Ian McEwan

This is simply an excellent book. It doesn’t go in for any special literary tricks, there’s no special effort to make some obvious point: it’s a really good story, told very well. There’s some intimations of other layers, but feel free to ignore those. One thing that this book does pull off is an unsympathetic main character who I actually managed to not hate in the end. I didn’t want to hurl the book across the room; always a worthwhile achievement.

A couple of points: I always find it vaguely amusing to see novelist characters in books written by professional novelists; even the best write what they know.

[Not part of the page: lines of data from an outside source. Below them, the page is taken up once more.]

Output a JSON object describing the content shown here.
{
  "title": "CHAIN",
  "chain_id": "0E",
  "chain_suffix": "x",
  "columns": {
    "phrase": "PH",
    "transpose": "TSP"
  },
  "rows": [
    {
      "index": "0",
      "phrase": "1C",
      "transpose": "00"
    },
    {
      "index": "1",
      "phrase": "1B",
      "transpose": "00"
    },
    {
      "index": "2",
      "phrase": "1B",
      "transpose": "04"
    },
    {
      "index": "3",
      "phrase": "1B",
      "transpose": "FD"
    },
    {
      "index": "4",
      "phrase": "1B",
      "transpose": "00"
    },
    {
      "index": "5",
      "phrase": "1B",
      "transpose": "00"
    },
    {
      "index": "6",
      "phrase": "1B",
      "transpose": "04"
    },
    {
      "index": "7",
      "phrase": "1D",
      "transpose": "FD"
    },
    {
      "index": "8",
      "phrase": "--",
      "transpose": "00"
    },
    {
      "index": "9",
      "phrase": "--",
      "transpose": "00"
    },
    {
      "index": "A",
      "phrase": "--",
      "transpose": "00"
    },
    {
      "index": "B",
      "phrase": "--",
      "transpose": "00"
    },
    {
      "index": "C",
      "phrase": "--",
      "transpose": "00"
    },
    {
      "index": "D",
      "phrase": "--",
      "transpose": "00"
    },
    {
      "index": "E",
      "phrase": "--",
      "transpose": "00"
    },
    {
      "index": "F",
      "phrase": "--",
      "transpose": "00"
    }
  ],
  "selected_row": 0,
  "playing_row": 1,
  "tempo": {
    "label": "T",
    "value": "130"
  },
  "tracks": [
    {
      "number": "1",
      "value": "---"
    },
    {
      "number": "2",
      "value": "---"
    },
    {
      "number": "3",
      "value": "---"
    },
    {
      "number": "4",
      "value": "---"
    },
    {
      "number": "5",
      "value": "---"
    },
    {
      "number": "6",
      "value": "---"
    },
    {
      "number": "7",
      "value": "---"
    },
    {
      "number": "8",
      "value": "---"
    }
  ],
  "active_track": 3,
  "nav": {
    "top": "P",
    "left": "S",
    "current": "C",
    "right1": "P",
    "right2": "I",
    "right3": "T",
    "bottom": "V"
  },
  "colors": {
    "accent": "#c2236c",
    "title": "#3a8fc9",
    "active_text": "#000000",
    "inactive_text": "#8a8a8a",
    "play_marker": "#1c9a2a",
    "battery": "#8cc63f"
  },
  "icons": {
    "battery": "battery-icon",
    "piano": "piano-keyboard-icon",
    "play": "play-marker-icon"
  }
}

The characterisation and the imagery are what really grabbed me. I was there on that hot, summer day in 1935. I knew Robbie Turner, and I knew Cecilia?Tallis.

There is much that could be said about the effect of fantasy and the blurry line between a clearly seen artificial vision and reality, especially in relation to the powerful imagery that provides this story.

But instead, I’ll just say this is a great novel, read.